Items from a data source

- Opening Delimiter -

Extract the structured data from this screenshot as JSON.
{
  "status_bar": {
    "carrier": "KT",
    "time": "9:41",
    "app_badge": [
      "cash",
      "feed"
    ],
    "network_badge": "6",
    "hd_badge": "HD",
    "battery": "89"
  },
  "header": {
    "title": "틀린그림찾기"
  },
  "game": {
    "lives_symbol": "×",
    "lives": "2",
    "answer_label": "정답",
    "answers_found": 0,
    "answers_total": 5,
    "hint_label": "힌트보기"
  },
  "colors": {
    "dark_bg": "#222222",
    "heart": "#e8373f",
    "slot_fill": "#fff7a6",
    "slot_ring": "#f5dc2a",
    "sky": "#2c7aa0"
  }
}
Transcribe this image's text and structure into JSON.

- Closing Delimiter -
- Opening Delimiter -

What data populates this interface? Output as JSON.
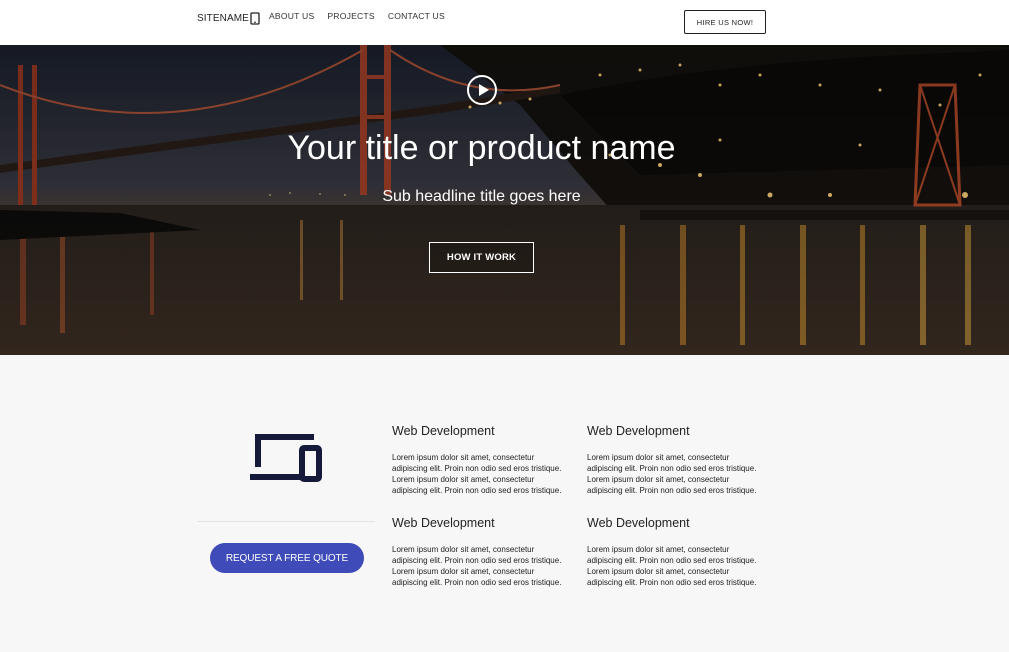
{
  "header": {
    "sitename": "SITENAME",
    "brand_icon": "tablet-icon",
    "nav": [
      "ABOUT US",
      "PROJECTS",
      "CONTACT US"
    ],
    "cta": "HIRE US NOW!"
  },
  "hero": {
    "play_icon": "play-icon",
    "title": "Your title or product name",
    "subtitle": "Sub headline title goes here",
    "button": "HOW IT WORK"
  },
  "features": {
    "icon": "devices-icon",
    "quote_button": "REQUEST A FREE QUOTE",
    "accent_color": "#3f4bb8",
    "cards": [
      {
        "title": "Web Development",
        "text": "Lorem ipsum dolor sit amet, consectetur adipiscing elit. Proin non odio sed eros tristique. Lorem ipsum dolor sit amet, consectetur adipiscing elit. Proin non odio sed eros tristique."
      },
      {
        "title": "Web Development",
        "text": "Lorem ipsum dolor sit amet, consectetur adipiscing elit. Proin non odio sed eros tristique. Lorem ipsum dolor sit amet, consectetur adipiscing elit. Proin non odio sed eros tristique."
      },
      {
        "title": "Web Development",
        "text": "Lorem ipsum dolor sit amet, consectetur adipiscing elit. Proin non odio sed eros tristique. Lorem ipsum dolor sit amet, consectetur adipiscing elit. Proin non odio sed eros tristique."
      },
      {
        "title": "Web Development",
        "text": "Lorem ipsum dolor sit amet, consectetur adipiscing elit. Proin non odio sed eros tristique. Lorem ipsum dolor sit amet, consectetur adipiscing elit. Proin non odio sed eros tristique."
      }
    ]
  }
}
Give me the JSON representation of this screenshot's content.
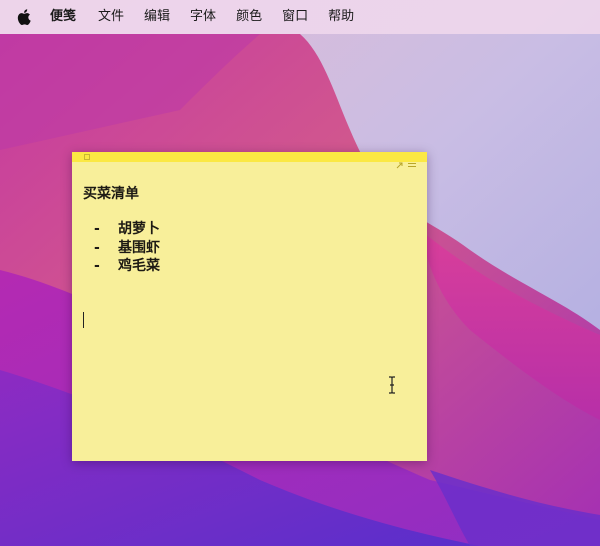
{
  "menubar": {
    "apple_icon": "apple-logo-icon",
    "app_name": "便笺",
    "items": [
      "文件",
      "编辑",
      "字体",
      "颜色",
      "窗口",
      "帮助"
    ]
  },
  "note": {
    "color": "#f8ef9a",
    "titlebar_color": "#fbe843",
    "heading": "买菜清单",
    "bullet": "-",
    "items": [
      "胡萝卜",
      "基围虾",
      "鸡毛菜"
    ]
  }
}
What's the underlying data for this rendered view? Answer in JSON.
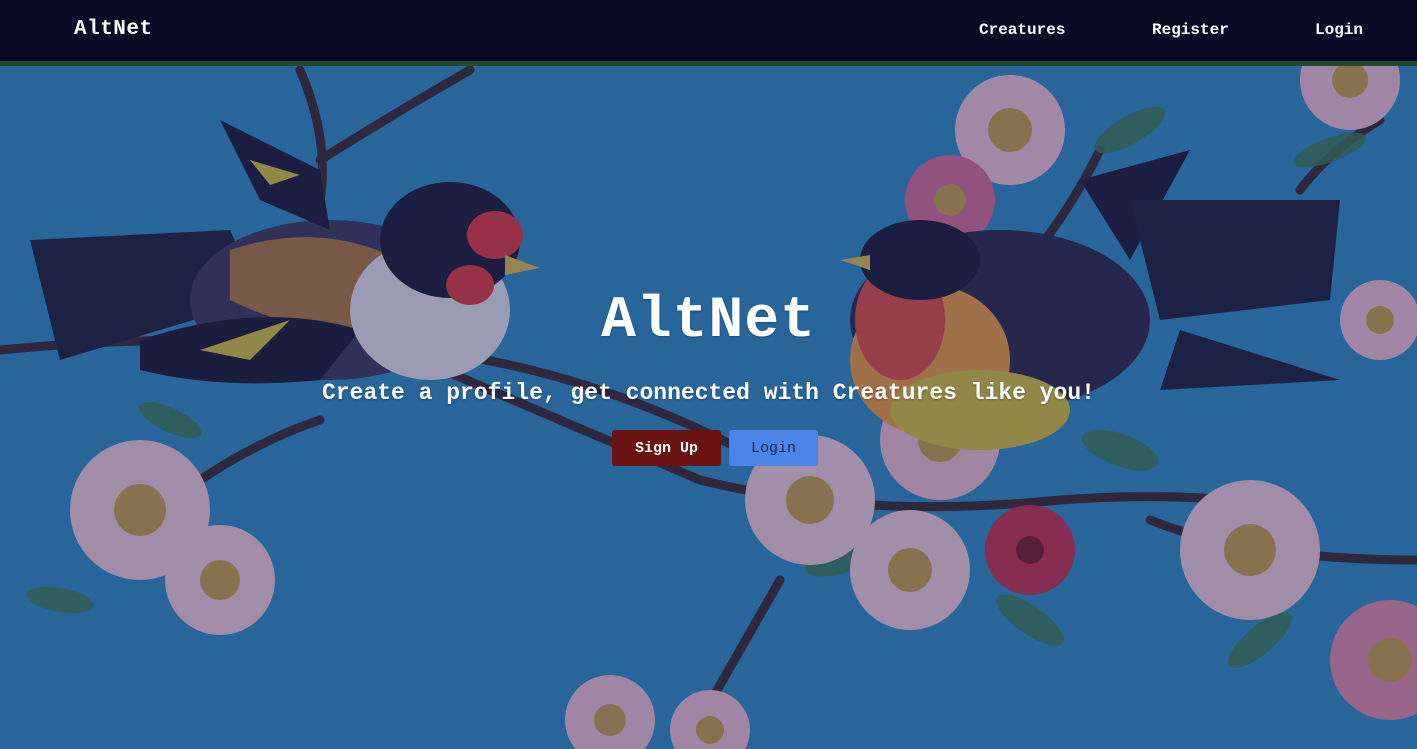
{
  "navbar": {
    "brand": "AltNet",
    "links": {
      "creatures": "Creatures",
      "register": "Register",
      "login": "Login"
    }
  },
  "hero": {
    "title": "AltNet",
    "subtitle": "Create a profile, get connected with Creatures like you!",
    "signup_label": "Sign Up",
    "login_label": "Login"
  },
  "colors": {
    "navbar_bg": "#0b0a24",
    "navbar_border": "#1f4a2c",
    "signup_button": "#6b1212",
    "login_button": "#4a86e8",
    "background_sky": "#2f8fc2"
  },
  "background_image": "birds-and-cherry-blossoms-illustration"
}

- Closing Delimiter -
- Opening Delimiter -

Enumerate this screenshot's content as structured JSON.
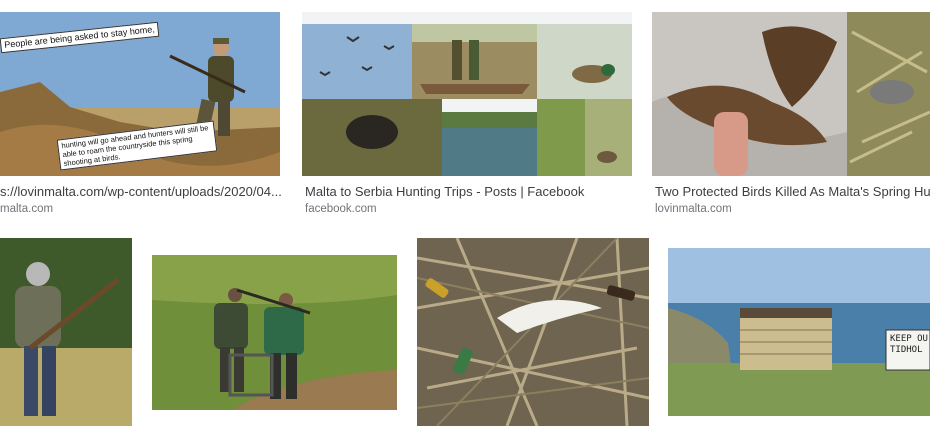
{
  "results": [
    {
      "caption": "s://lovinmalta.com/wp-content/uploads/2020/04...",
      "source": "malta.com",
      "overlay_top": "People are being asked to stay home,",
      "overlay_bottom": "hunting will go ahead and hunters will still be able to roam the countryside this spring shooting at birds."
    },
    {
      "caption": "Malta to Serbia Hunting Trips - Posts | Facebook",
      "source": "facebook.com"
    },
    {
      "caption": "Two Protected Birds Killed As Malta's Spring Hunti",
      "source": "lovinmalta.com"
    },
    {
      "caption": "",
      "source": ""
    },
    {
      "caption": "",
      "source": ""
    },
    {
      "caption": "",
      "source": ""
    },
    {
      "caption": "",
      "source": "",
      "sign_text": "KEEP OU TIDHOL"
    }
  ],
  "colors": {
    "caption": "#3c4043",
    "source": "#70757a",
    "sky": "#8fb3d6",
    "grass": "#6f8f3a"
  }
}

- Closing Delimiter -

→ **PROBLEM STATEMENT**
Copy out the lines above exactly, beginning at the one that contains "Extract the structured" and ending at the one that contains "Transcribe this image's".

→ **EXERCISE OUTPUT**
Extract the structured data from this screenshot as JSON.
{
  "status_bar": {
    "carrier": "KT",
    "time": "9:41",
    "app_badge": [
      "cash",
      "feed"
    ],
    "network_badge": "6",
    "hd_badge": "HD",
    "battery": "89"
  },
  "header": {
    "title": "틀린그림찾기"
  },
  "game": {
    "lives_symbol": "×",
    "lives": "2",
    "answer_label": "정답",
    "answers_found": 0,
    "answers_total": 5,
    "hint_label": "힌트보기"
  },
  "colors": {
    "dark_bg": "#222222",
    "heart": "#e8373f",
    "slot_fill": "#fff7a6",
    "slot_ring": "#f5dc2a",
    "sky": "#2c7aa0"
  }
}
Transcribe this image's text and structure into JSON.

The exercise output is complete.